User interface and public access

The interface of the Fred Sammons Archive Project website follows principles of universal design in its development. The videos and website are intended to be useable by persons with disabilities. Equivalent text descriptions are available for images on the website. Closed-captioning can be made available for video files. The website will feature a user-friendly interface with adjustable font sizes and high contrast. Sans serif fonts and large buttons.

The Fred Sammons Archive Project website is intended to be a publicly used database resource for health service communities, educational institutions, and the general public in order to widely share knowledge of OT and AT and Sammons’ influence upon them.

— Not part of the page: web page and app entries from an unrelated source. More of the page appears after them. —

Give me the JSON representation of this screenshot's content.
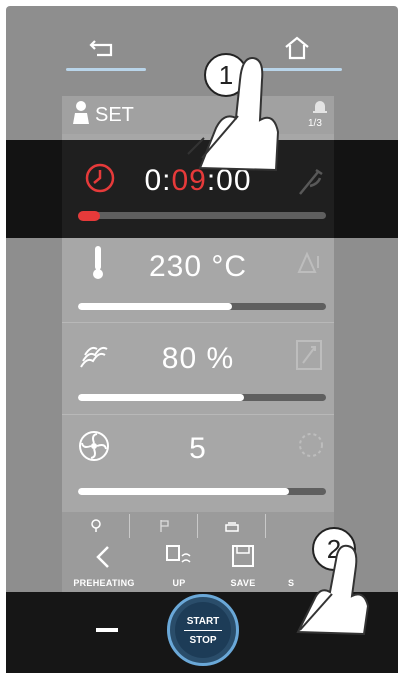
{
  "nav": {
    "back_icon": "back-arrow-icon",
    "home_icon": "home-icon",
    "lines": [
      "blue-underline"
    ]
  },
  "header": {
    "label": "SET",
    "page_count": "1/3"
  },
  "rows": {
    "time": {
      "prefix": "0:",
      "highlight": "09",
      "suffix": ":00",
      "progress": 0.04
    },
    "temperature": {
      "value": "230 °C",
      "progress": 0.62
    },
    "humidity": {
      "value": "80 %",
      "progress": 0.67
    },
    "fan": {
      "value": "5",
      "progress": 0.85
    }
  },
  "functions": [
    {
      "label": "PREHEATING"
    },
    {
      "label": "UP"
    },
    {
      "label": "SAVE"
    },
    {
      "label": "S"
    }
  ],
  "controls": {
    "start_label": "START",
    "stop_label": "STOP"
  },
  "callouts": {
    "one": "1",
    "two": "2"
  },
  "colors": {
    "accent_red": "#e63a3a",
    "accent_blue": "#6aa8d8",
    "nav_line": "#b9d5ea"
  }
}
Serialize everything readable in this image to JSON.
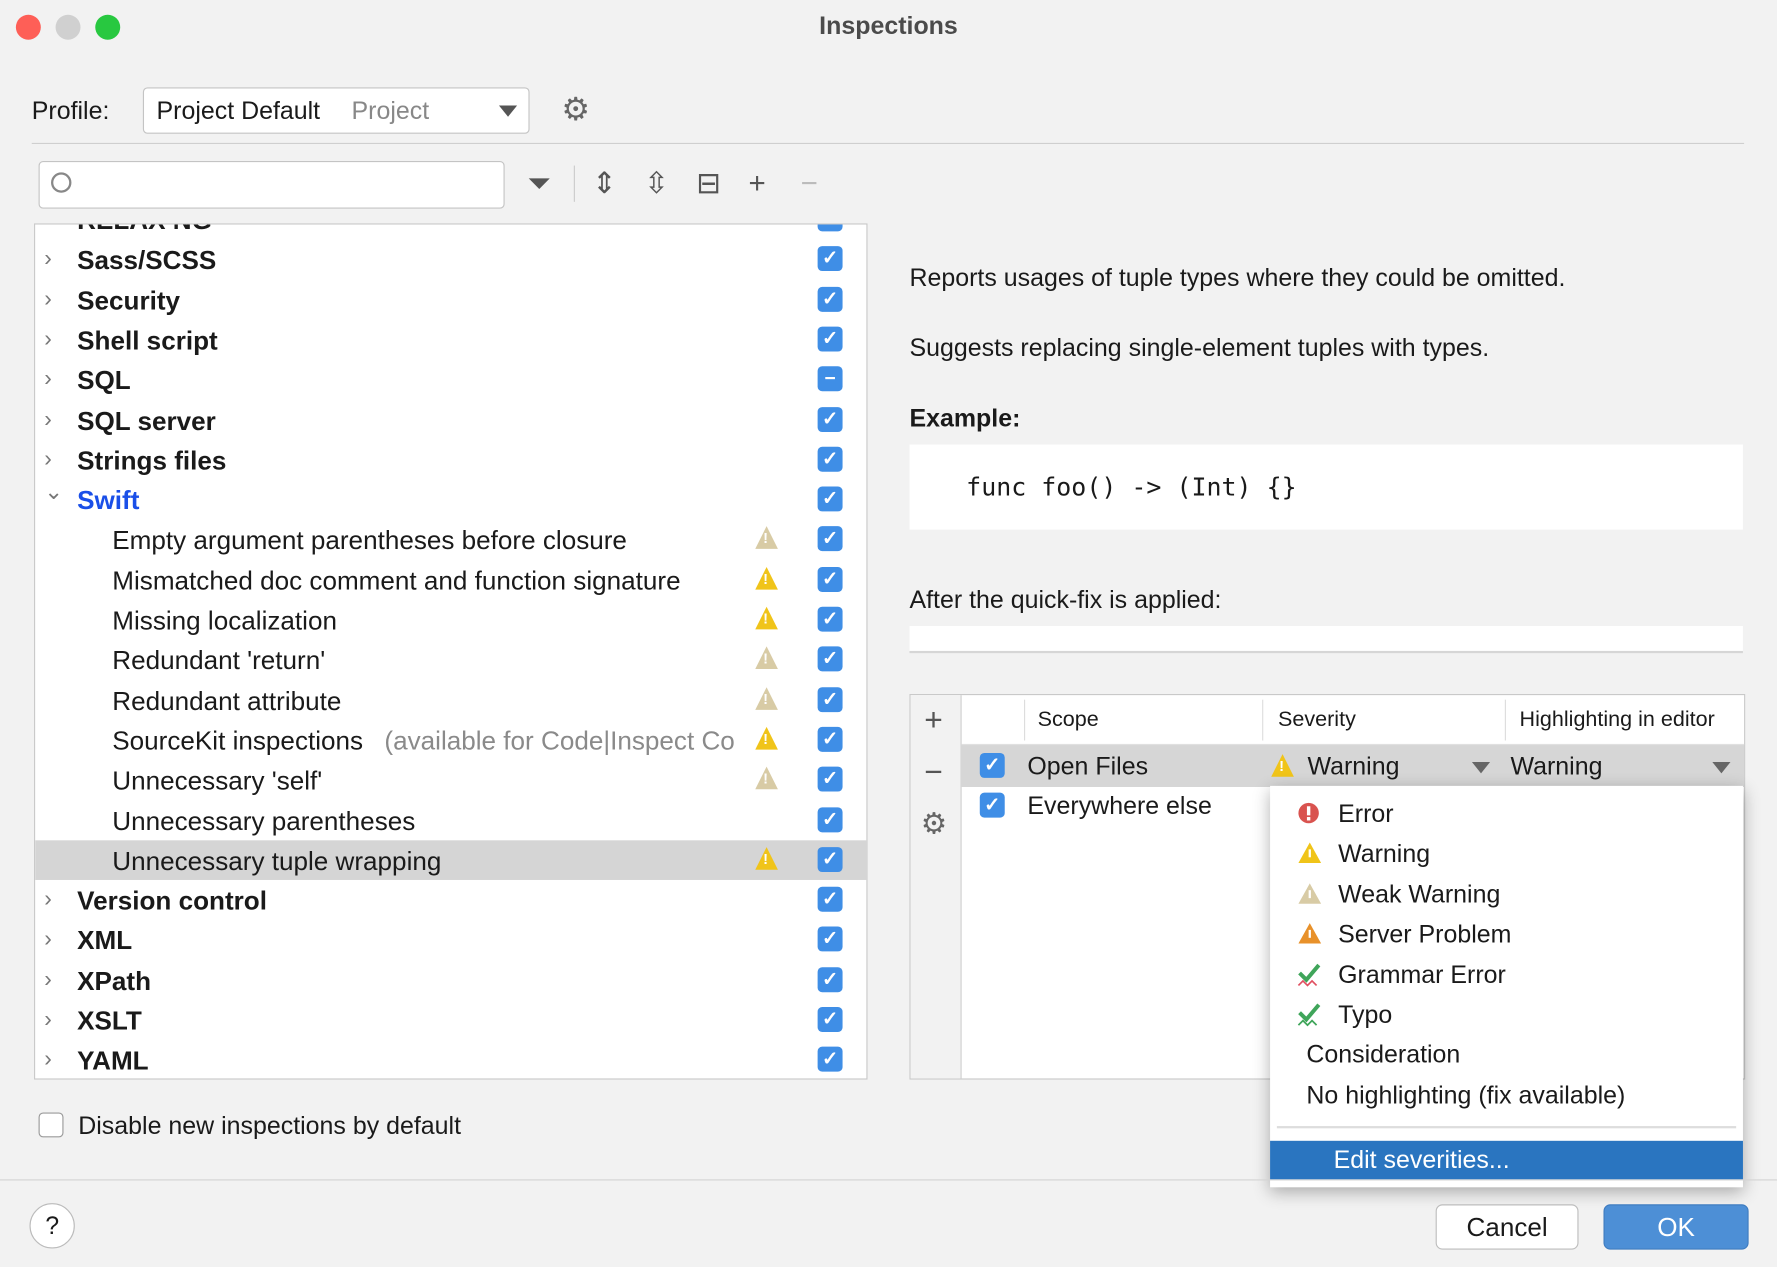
{
  "window": {
    "title": "Inspections"
  },
  "profile": {
    "label": "Profile:",
    "name": "Project Default",
    "scope": "Project"
  },
  "search": {
    "value": "",
    "placeholder": ""
  },
  "tree": {
    "partial_top": "RELAX NG",
    "groups_before": [
      {
        "label": "Sass/SCSS",
        "state": "checked"
      },
      {
        "label": "Security",
        "state": "checked"
      },
      {
        "label": "Shell script",
        "state": "checked"
      },
      {
        "label": "SQL",
        "state": "mixed"
      },
      {
        "label": "SQL server",
        "state": "checked"
      },
      {
        "label": "Strings files",
        "state": "checked"
      }
    ],
    "expanded": {
      "label": "Swift",
      "state": "checked"
    },
    "children": [
      {
        "label": "Empty argument parentheses before closure",
        "severity": "weak"
      },
      {
        "label": "Mismatched doc comment and function signature",
        "severity": "warning"
      },
      {
        "label": "Missing localization",
        "severity": "warning"
      },
      {
        "label": "Redundant 'return'",
        "severity": "weak"
      },
      {
        "label": "Redundant attribute",
        "severity": "weak"
      },
      {
        "label": "SourceKit inspections",
        "note": "(available for Code|Inspect Co",
        "severity": "warning"
      },
      {
        "label": "Unnecessary 'self'",
        "severity": "weak"
      },
      {
        "label": "Unnecessary parentheses",
        "severity": "none"
      },
      {
        "label": "Unnecessary tuple wrapping",
        "severity": "warning",
        "selected": true
      }
    ],
    "groups_after": [
      {
        "label": "Version control"
      },
      {
        "label": "XML"
      },
      {
        "label": "XPath"
      },
      {
        "label": "XSLT"
      },
      {
        "label": "YAML"
      }
    ]
  },
  "description": {
    "line1": "Reports usages of tuple types where they could be omitted.",
    "line2": "Suggests replacing single-element tuples with types.",
    "example_label": "Example:",
    "code": "func foo() -> (Int) {}",
    "after_label": "After the quick-fix is applied:"
  },
  "scopes": {
    "headers": [
      "Scope",
      "Severity",
      "Highlighting in editor"
    ],
    "rows": [
      {
        "scope": "Open Files",
        "severity": "Warning",
        "highlighting": "Warning"
      },
      {
        "scope": "Everywhere else"
      }
    ]
  },
  "menu": {
    "items": [
      {
        "label": "Error",
        "icon": "error-icon"
      },
      {
        "label": "Warning",
        "icon": "warning-icon"
      },
      {
        "label": "Weak Warning",
        "icon": "weak-warning-icon"
      },
      {
        "label": "Server Problem",
        "icon": "server-problem-icon"
      },
      {
        "label": "Grammar Error",
        "icon": "grammar-icon"
      },
      {
        "label": "Typo",
        "icon": "typo-icon"
      },
      {
        "label": "Consideration"
      },
      {
        "label": "No highlighting (fix available)"
      }
    ],
    "edit": "Edit severities..."
  },
  "footer": {
    "disable_label": "Disable new inspections by default",
    "help": "?",
    "cancel": "Cancel",
    "ok": "OK"
  },
  "colors": {
    "accent": "#3f8ee6",
    "selection": "#2a75c0",
    "warning": "#f0c419",
    "weak": "#d8cba5",
    "server": "#e8912a",
    "error": "#d9534f"
  }
}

The website will be free to users. Additionally, segmented video clips and full video sessions will be available through YouTube.


One of the great advantages of the Fred Sammons Archive Project is the depth of the materials included and breadth of questions that can be answered by the database. Key findings of the archives project possibilities for the future:

1) Educators, students, and clinicians have insight into Sammons’ methods as a clinician, researcher, and AT developer.

2) Historians concerned with OT and AT evolution will find a wealth of knowledge within not only the prototyped devices contained in the archives, but will also find information contained within the hundreds of Sammons’ business catalogs and local newspaper articles showcasing how new devices were being used to improve the quality of life of patients within the community.

3) Those concerned with entrepreneurialship will find valuable information within the video recorded interviews, catalogs, expense reports, and correspondences. Sammons himself never patented a product; thus, the importance of intellectual property rights within the context of product development and dissemination can be examined through a case-study of Sammons’ interviews and records of his sales.


(F. Sammons, personal communication, 1968-1959.)

Patterson Medical. (2016). Retrieved February 17, 2016, from

Product Search Results. (2016). Retrieved February 17, 2016, from

Renowned OT pioneer Fred Sammons donates collection to UW-Milwaukee Archives. (2015). Retrieved February 17, 2016, from